Structural interventions can be associated with an increased risk of adverse events. A vital aspect of a robust program is being ready to deal with complications. Complications can occur quickly and with high severity so, as mentioned previously, drawing on a wide set of skills and having a multi-disciplinary team in place can help with prevention and management of adverse events. Each procedure has its own set of possible complications, so familiarity with each and having a contingency plan is a prerequisite to being a safe operator.

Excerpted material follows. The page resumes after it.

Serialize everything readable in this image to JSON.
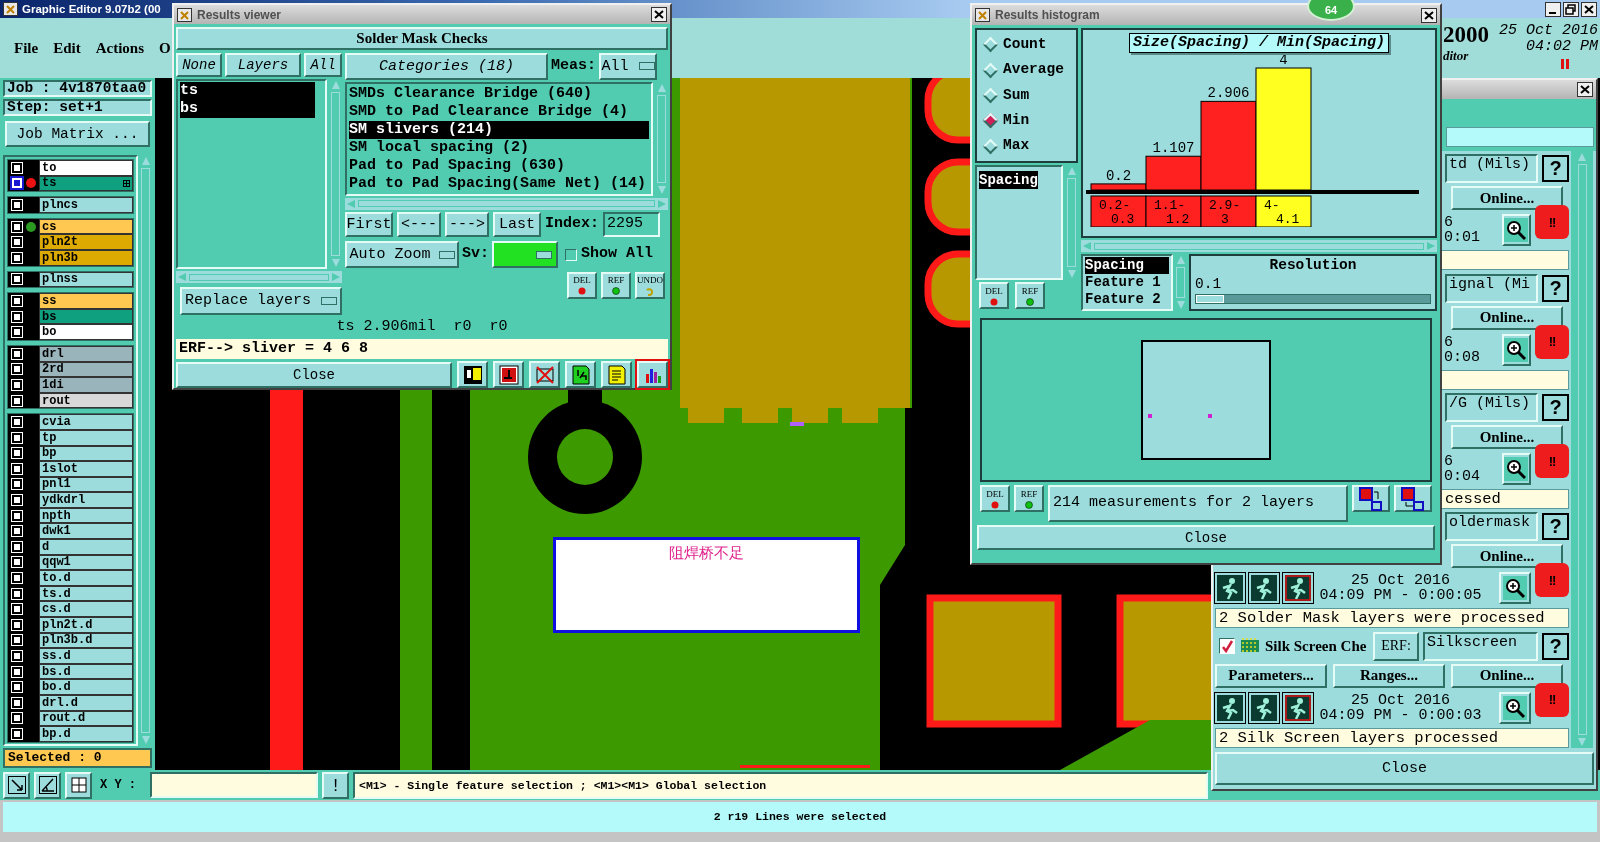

Most programs cannot perform all SHD procedures, thus limiting the offered procedures to those that can be done safely is appropriate. The program can always be expanded later with the support of other divisions like pediatric cardiology, cardiothoracic and vascular surgery. It may be challenging at the beginning to change the referral patterns in your community but that is a requirement to long-term success. Continuous communication with referring cardiologists is always a good practice. Patient care is a team effort, but ensuring that it is the primary care physician or patient's cardiologist that directs the treatment and long-term management plan, sets up a collegial atmosphere. It is advisable to continue pursuing additional training even in fairly straightforward procedures as newer devices become available and procedural techniques change. This involves going to training seminars, industry-sponsored classes, local and national meetings. I would also encourage operators to visit surrounding high-volume programs with excellent track record. In addition to acquiring more skills, such networking can help the early career physician succeed and grow in the SHD field.
This article was authored by Islam Abudayyeh, MD, MPH, FACC, assistant professor of medicine in interventional cardiology at the Loma Linda University.